I was 61 years old by His grace on the 12th December 2017. It also means I have spent one year in retirement. My hope for a peaceful rest after spending 35 years of meritorious service seem to turning into despair and resentments about the system, I thought would be there for me.
While pondering on why in spite of the pension reform, one year after my retirement I could not access my benefits.
As I continued pondering on what may be the reason, I recall one of the major assignment I did early in my career was on the issues relating to the pensions of the defunct Ex Nigeria Airways staff.
The term reference given to the committee of which I was Secretary was to verify and ascertain the number of staff that were entitled to be paid their pension, pension arrears and gratuity;
The committee was also mandated to examine and recommend to government if the payoff option would be acceptable to the staff in order to put matter to rest;
This was in the light of the fact that the issue was becoming embarrassing to government.
The defunct Ex staff of airline were threatening to shut the Nigeria space if their pension and pension arears were not paid.
The problem we faced at the time was the air line has been liquidated, all its properties at home and abroad had been sold by the liquidators without taking into consideration the plight of the personnel benefits.
We flew to Lagos with the chair person of the committees Mrs Jaji Olabisi Bolanle to start the job we were confronted with problem of lack of management on ground to assist in the job the company has liquidated some years ago. The only help that was available came from the pensioners themselves.
We were shown thousands of files and records heaped in some few offices dating from the time when the company was then called the British Overseas Air lines to sift through. I was so astonished with the way the records were kept and didn’t know from where to begin.
My initial reaction was to abandon the exercise and advice government on what should be done in the circumstance, but for the gloomy reality of suffering on the faces of the pensioners, my sense of pity for the staff over shadowed my initial temptation to walk away.
Thirteen years down the line in spite of the pension reforms that took place to sanitise the pension operation in Nigeria the process still leaves much to be desired.
The founding fathers of the Reform envisaged that when the reform act comes into force, it will eliminate some of the troubling issues that were part the administration of pension in Nigeria.
Some of the intended benefits of the reforms are;
1. To establish uniform rules and regulations for the management and payment of retirement benefits to beneficiaries as and at when due;
2. To stem the growth of outstanding pension liabilities and reduce fiscal cost to government, stimulate domestic savings,
3. To generate a pool of long term funds for investment in social and economic development;
4. To ensure contributors receive their benefits as and when due and
5. To assist improvident individuals to save in order to cater for their livelihood during old age;
These are some of the lofty ideals of the pension reform act.
For the thirteen years or so that the new arrangement is in force it has brought some level of sanity in the system.
We have not been hearing people dying on cues waiting to collect their stipends, the level of corruption that characterised pension administration is either not there or have been reduced to the barest minimum.
Unfortunately, however recently some hick ups have started pulling this noble objectives down.
The Reform instead of benefiting the pensioners may end up benefitting the Pension Fund Administrators and the government.
It is a fact that pension funds base now ran in to trillions so why should pensioners wait a period of over one year before they access their benefits?
This is a fact I retired from public service on the 12th of December 2016 and today is 13th December 2017 and each time I reach out to my pension fund administrator, I am always being told they treating payments batch by batch.

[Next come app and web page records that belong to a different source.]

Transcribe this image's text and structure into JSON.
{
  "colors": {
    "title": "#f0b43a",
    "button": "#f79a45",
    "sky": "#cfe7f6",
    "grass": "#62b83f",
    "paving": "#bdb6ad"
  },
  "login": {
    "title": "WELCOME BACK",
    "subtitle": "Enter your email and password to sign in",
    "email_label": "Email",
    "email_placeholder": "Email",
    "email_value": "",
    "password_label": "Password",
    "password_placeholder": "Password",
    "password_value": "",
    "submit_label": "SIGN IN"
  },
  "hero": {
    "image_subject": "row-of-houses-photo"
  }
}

This means I am not the only one.
What my pension administrator seem to have not realised the Accountant General of the Federation has knocked out my salary from the system on the 12th of December 2016. Worst still the bureaucracy only paid me the twelve days I worked for in December of that year no mercy. Here I am no salary no pension for solid one and the future is uncertain.
Might be pencom also need to look up to some states who have not join the system but are in the process to join and borrow some the innovations they have.
I can at least advice Pencom to follow the examples of Governor Ibrahim Gaidam of Yobe State my home state.
Today he is the only Governor who does not owe any worker a salary for even one month and ensures that as you retire you begin to receive your pension the following month you leave service, the transition from a salary earner and pensioner is seamless.
Infact he has little or no backlog of salary or pension arrears as is the case in most states of the Federation.
Let me also say this before critics start shouting and crucifying me that he pays the least salary.
Yes even if this true at least he is paying them as when it due after all issues relating to wages and salary by law is contract between the employee and employer.
If one knows Yobe, we are among the most poorest state in the Federation our internally generated revenue (IGR) is nothing to write home about. If Gaidam fails to pay the meagre salary he has been paying regularly the economy and living standard of the people would nose dive and in the light of the problems caused by Boko Haram, The number of the refugees in the state would be phenomenal.
I am therefore appealing to Pencom to do what is necessary to stop the ugly trend rearing its heads in the system by avoiding the filling of pension payment so that the credibility in the system is not eroded.
Human beings, when confront with a source of threat, if not corrected on time will begin to innovate and this has the capacity to bring in un wanted practices.
So “A stitch in time they say…